Activity: Please work out the number of lines in the following material that include "JSON", and reply with only that number.

Provided records:
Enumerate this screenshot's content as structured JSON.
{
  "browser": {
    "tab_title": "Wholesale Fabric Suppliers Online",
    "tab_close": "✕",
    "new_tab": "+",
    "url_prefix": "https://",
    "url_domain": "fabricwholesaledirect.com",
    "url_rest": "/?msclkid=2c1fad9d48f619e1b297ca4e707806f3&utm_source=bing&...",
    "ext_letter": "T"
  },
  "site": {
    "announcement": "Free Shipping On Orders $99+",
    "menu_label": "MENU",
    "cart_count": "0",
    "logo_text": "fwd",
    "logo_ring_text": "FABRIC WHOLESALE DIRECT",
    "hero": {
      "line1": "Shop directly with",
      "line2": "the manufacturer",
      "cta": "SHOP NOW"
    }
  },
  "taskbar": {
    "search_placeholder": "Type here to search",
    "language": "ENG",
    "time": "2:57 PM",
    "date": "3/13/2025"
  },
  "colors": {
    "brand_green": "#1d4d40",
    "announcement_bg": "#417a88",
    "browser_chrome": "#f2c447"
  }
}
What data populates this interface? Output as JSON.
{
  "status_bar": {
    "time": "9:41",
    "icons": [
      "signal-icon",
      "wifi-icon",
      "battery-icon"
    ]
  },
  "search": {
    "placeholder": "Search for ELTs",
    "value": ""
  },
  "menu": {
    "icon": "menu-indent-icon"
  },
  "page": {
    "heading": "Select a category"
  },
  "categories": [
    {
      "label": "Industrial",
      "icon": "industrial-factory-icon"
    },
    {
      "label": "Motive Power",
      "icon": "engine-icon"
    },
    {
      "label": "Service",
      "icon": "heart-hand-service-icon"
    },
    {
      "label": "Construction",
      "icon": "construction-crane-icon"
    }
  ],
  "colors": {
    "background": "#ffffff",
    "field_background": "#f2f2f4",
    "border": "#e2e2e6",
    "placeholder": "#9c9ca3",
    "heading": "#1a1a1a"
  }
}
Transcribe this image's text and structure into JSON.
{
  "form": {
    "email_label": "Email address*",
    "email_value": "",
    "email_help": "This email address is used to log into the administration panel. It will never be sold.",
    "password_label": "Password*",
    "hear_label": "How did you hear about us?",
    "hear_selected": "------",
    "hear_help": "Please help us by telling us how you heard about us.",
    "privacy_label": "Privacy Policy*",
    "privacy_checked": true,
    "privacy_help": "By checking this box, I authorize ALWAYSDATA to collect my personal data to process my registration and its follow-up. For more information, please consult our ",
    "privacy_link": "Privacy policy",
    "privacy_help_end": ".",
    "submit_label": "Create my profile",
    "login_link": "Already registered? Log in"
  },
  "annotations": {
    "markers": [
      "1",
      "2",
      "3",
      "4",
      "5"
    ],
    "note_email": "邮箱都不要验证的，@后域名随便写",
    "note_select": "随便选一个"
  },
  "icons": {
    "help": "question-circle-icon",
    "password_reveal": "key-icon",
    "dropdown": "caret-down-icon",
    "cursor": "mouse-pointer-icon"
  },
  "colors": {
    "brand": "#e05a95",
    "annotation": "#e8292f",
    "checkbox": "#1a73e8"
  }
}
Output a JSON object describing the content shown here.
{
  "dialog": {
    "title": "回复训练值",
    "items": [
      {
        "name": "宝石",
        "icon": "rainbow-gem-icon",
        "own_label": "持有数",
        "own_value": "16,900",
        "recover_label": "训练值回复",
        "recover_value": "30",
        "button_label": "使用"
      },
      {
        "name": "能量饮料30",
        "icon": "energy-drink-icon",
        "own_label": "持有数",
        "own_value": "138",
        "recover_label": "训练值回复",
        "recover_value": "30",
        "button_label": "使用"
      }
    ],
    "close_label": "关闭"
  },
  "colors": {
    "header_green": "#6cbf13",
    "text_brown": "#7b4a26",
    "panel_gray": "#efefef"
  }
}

Written solution: 4